:: Assignment ::
In the copy, include every entry exactly but none of the pictures.

:: Input data ::
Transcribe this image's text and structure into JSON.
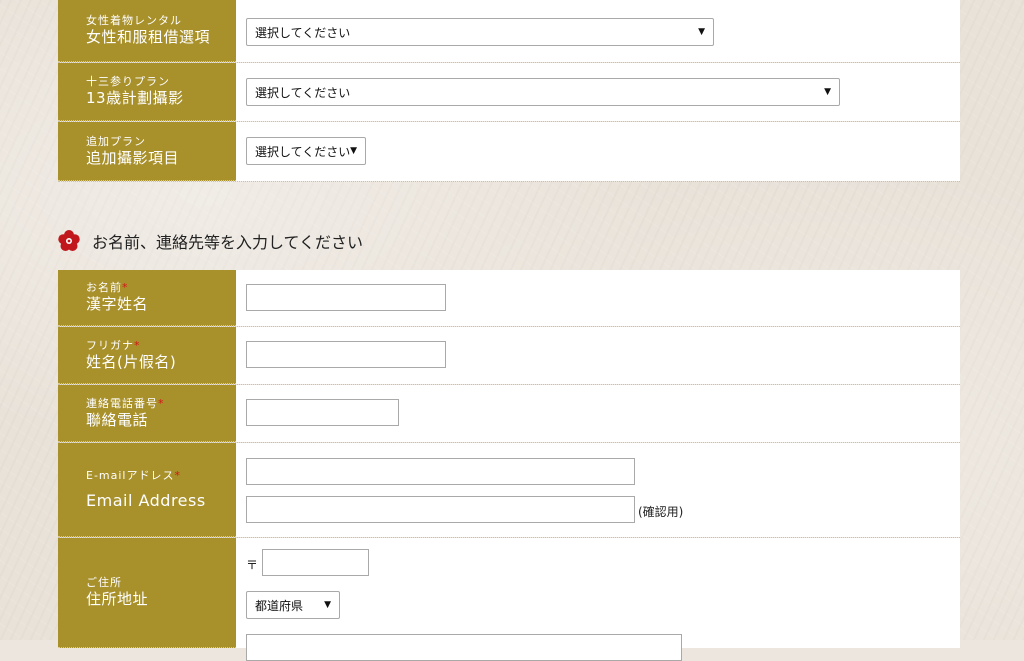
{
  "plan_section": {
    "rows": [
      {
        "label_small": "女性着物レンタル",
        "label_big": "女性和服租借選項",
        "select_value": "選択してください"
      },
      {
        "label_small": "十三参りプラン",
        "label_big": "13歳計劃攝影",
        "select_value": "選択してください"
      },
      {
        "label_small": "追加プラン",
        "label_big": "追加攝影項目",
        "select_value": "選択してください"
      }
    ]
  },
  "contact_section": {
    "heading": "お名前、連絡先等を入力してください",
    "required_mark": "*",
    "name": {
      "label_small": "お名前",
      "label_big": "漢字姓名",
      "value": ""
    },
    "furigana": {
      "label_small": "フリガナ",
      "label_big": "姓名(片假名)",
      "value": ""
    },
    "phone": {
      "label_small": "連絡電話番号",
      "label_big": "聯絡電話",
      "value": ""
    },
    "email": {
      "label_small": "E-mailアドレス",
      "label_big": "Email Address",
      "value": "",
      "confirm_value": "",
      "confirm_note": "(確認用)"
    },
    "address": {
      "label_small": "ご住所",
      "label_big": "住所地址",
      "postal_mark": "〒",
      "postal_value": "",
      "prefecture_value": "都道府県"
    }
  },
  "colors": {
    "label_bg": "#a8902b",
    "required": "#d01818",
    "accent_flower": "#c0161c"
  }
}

:: Answer to this problem ::
Transcribe this image's text and structure into JSON.
{
  "plan_section": {
    "rows": [
      {
        "label_small": "女性着物レンタル",
        "label_big": "女性和服租借選項",
        "select_value": "選択してください"
      },
      {
        "label_small": "十三参りプラン",
        "label_big": "13歳計劃攝影",
        "select_value": "選択してください"
      },
      {
        "label_small": "追加プラン",
        "label_big": "追加攝影項目",
        "select_value": "選択してください"
      }
    ]
  },
  "contact_section": {
    "heading": "お名前、連絡先等を入力してください",
    "required_mark": "*",
    "name": {
      "label_small": "お名前",
      "label_big": "漢字姓名",
      "value": ""
    },
    "furigana": {
      "label_small": "フリガナ",
      "label_big": "姓名(片假名)",
      "value": ""
    },
    "phone": {
      "label_small": "連絡電話番号",
      "label_big": "聯絡電話",
      "value": ""
    },
    "email": {
      "label_small": "E-mailアドレス",
      "label_big": "Email Address",
      "value": "",
      "confirm_value": "",
      "confirm_note": "(確認用)"
    },
    "address": {
      "label_small": "ご住所",
      "label_big": "住所地址",
      "postal_mark": "〒",
      "postal_value": "",
      "prefecture_value": "都道府県"
    }
  },
  "colors": {
    "label_bg": "#a8902b",
    "required": "#d01818",
    "accent_flower": "#c0161c"
  }
}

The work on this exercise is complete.